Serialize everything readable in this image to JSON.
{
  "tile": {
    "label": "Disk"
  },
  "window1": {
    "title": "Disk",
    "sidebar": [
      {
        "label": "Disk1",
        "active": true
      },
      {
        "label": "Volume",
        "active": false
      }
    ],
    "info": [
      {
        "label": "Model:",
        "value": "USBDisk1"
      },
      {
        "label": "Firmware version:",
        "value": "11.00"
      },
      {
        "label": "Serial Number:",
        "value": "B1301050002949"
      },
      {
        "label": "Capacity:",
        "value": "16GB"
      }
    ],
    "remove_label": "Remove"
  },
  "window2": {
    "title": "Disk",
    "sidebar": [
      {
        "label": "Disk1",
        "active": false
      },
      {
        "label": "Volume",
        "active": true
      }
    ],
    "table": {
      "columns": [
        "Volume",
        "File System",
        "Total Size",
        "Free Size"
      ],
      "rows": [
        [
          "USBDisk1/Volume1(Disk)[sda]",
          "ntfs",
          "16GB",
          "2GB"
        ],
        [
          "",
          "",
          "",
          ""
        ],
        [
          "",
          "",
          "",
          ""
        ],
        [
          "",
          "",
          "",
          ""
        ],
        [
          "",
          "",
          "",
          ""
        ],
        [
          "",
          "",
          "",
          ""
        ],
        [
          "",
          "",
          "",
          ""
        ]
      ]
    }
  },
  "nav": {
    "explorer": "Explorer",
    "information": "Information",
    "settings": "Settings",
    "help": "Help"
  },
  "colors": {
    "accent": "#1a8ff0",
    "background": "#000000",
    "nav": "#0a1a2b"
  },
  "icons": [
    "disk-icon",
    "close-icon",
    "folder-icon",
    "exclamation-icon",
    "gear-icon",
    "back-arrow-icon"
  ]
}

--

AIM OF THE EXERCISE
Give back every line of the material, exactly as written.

TASK OUTPUT
Serialize everything readable in this image to JSON.
{
  "tile": {
    "label": "Disk"
  },
  "window1": {
    "title": "Disk",
    "sidebar": [
      {
        "label": "Disk1",
        "active": true
      },
      {
        "label": "Volume",
        "active": false
      }
    ],
    "info": [
      {
        "label": "Model:",
        "value": "USBDisk1"
      },
      {
        "label": "Firmware version:",
        "value": "11.00"
      },
      {
        "label": "Serial Number:",
        "value": "B1301050002949"
      },
      {
        "label": "Capacity:",
        "value": "16GB"
      }
    ],
    "remove_label": "Remove"
  },
  "window2": {
    "title": "Disk",
    "sidebar": [
      {
        "label": "Disk1",
        "active": false
      },
      {
        "label": "Volume",
        "active": true
      }
    ],
    "table": {
      "columns": [
        "Volume",
        "File System",
        "Total Size",
        "Free Size"
      ],
      "rows": [
        [
          "USBDisk1/Volume1(Disk)[sda]",
          "ntfs",
          "16GB",
          "2GB"
        ],
        [
          "",
          "",
          "",
          ""
        ],
        [
          "",
          "",
          "",
          ""
        ],
        [
          "",
          "",
          "",
          ""
        ],
        [
          "",
          "",
          "",
          ""
        ],
        [
          "",
          "",
          "",
          ""
        ],
        [
          "",
          "",
          "",
          ""
        ]
      ]
    }
  },
  "nav": {
    "explorer": "Explorer",
    "information": "Information",
    "settings": "Settings",
    "help": "Help"
  },
  "colors": {
    "accent": "#1a8ff0",
    "background": "#000000",
    "nav": "#0a1a2b"
  },
  "icons": [
    "disk-icon",
    "close-icon",
    "folder-icon",
    "exclamation-icon",
    "gear-icon",
    "back-arrow-icon"
  ]
}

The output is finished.